The place I really discovered crêpes was Munich, Germany. I was attending some training for a few weeks at the Siemens Institute. Walking back to my hotel after dinner one night, I passed a food stand making them. That cart was pulled up into the cover entrance of a department store after it closed. There were a few people in line waiting, so I stood by and watched for a few minutes. They only took a minute or so to make, so the line moved fast. I got what became my favorite. The stand became a nightly stop. Another rememberable crêpe was in a small restaurant in France. It was a savory one filled with a spinach/cheese/ mushroom filling. A great lunch.

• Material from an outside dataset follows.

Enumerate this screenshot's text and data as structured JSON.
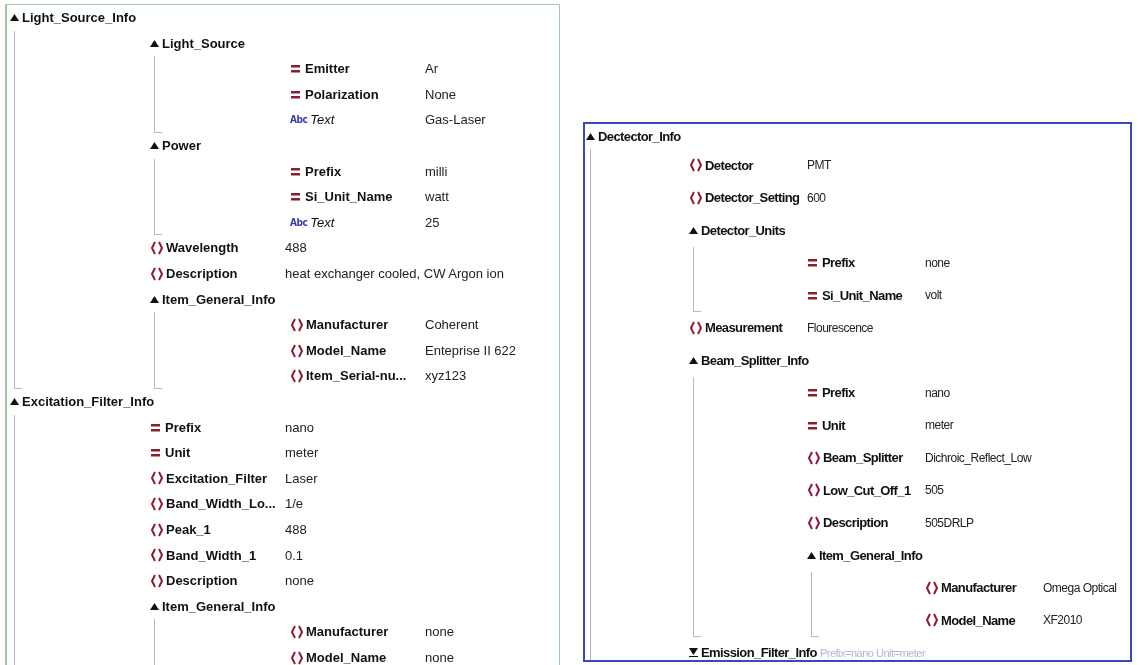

Crêpes Are Easier Than You Think
Like many dishes with a reputation for elegance, crêpes are easier to make than you have been led to believe. In commercial kitchens, they will be made with a special pan, maybe even with a dedicated machine. A batter spreader makes it look difficult, too. I have enjoyed them in up-scaled restaurants where they prepared them table side, with a portable maker.
Reality check: You do not need fancy pans or special tools. Learning the technique to cook the perfect crêpe is not that difficult. Just keep in mind, the first one always seems to be a failure.
While this is my blog and I do have some outside guest bloggers, this time I am going to refer you to an Alton Brown webpage. It really shows how simple it can be.
Crêpes Cheat 101
If you look at the batter of the food network recipe or for that matter any other you find online, you see it has fairly simple ingredients. If you compare them to a pancake recipe, you will see they are very similar. In fact, the basic difference is that pancakes include baking powder. This is to help the pancake become fluffy, which we do not want with the super-thin crêpes. The crêpe has egg.
Many food blogs will tell you, you can not use a pancake mix. I disagree! The Mrs. Butterworth pancake mix even has instructions to make a crêpe batter. I often use that. Traditionally, some areas of France use buckwheat. So give it a try.
If you are making a number of crêpes, like for a party, part of the fun will be making them to order. Make your batter ahead of time and let it rest. Have a choice of a few fillings. A great shortcut is to use canned pie filling. You only need a few spoons full for each one. Then drizzle the finished product with some chocolate sauce, or top with a scoop of ice cream.
Elegance on a Budget
A cup of pancake mix or flour, a little butter or oil, some water, and your favorite filling. Things you likely have on hand and all inexpensive. The result is something you will find in upscale restaurants. It might take a little practice with a pan to get it right, but it is not hard.